One of those arrested was a British citizen born in 1991 and the other a Croatian citizen born in 1965, the Prosecution Service said.
Swedish news agency TT reported that the British citizen, who was on watch at the time, was suspected of all three alleged offences, and the Croatian citizen only of aggravated drunkenness at sea.
Nine boats and a rescue helicopter scoured for two missing crewmembers for hours following the early morning collision in the waters between the Swedish city of Ystad and the Danish island of Bornholm, the media spokesman at the Swedish Maritime Administration told AFP.
“One of the ships has capsized and is upside down,” Carl-Johan Linde said.
Around 10.30am the maritime authority cancelled the search at sea as the overturned Danish ship – Karin Høj – was towed closer to shore to enable divers to search inside.

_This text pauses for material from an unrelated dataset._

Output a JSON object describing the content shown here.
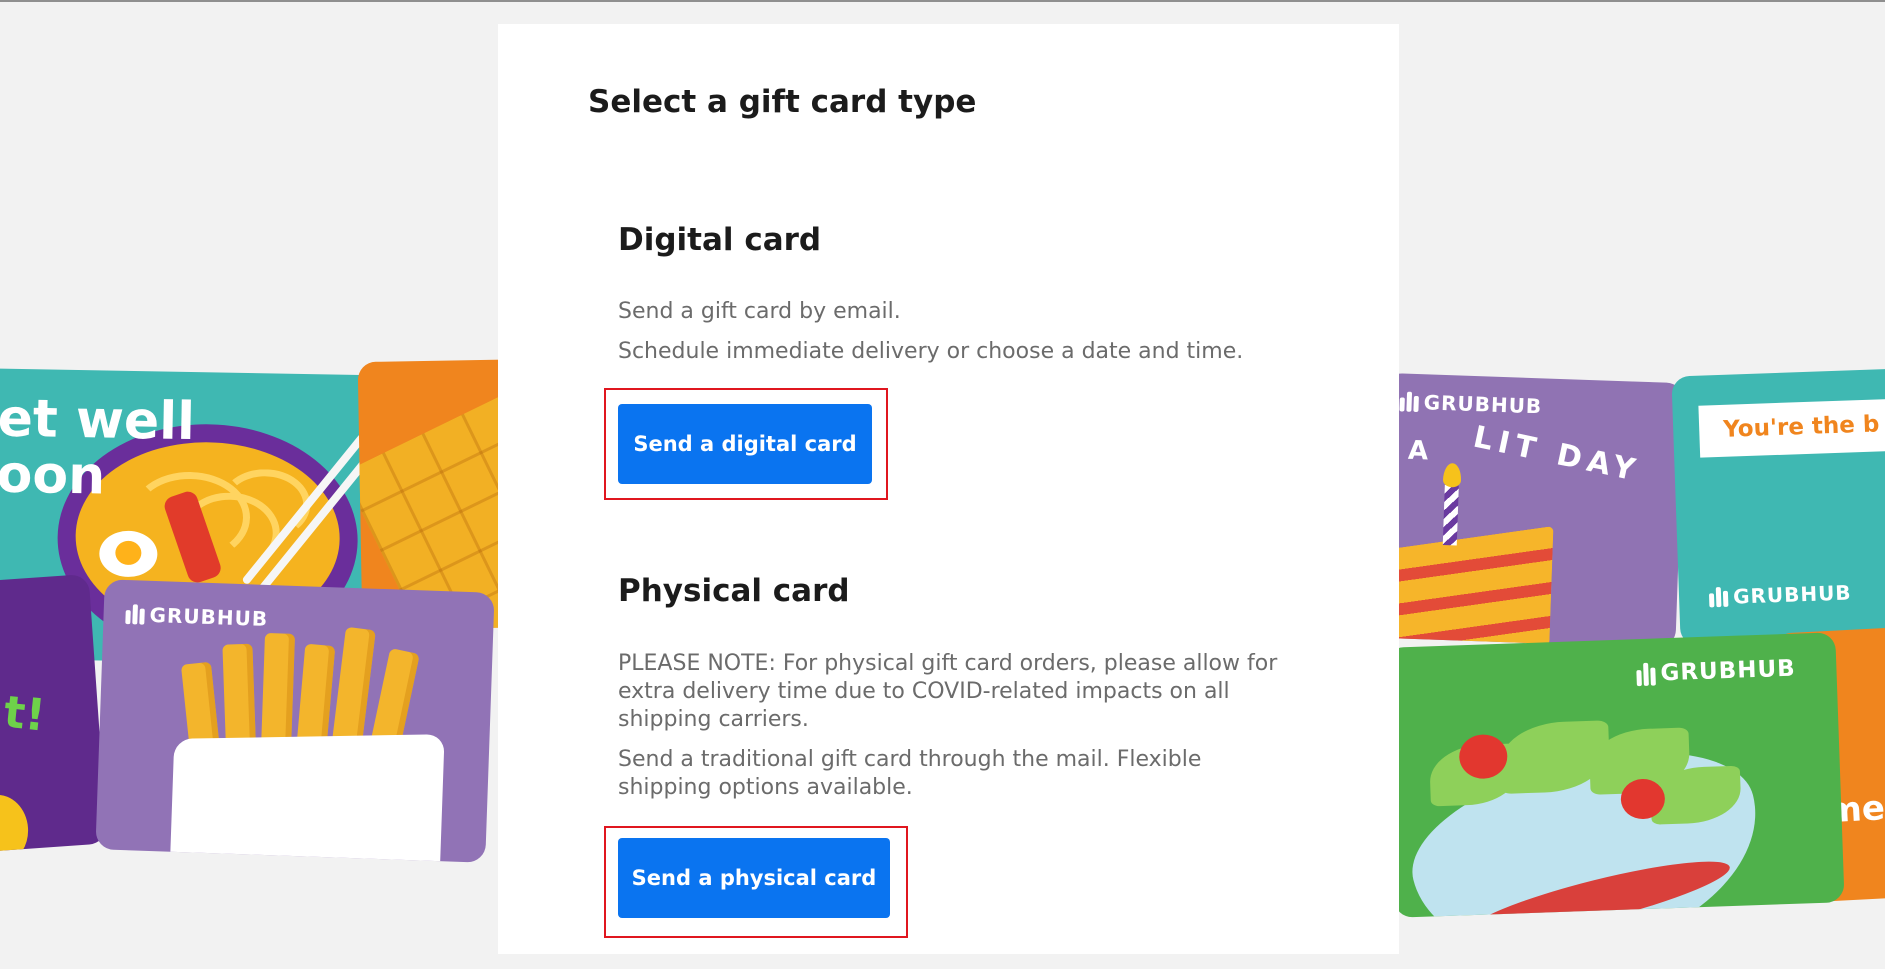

Shortly after 3pm, authorities decided to cancel the rescue operation, after divers had found a body in the wreck.
“The person is deceased, but the next of kin have not yet been informed yet,” police spokeswoman Evelina Olsson told AFP.
Mats Kellerman, captain of one of the rescue boats, had already told reporters that “the chance of finding survivors is small”, noting the time that had passed and the cold water.
“The Scot Carrier released a smaller boat and looked for people and they heard screams from the water, but couldn’t find anyone,” Jonas Franzen, communications director at the Swedish Maritime Administration, told AFP.
Emma Valhem, spokeswoman for the Swedish Sea Rescue Society, said she did not want to speculate on the chances of finding the sailors alive.
She said with water temperatures around 4C at this time of year, the “situation is critical, right from the start”.
Søren Høj, manager for the Danish shipping company operating the vessel, told AFP there were two people in the crew and they were believed to be the ones missing.
Operations to prevent oil or other hazardous materials from being released into the water were also under way.
“There is currently no ongoing oil spill,” Sweden’s coastguard said in a statement.
The waters around Sweden’s southern coast see heavy traffic, as all ships going into the Baltic Sea from the Atlantic need to pass through the strait between Sweden and Denmark.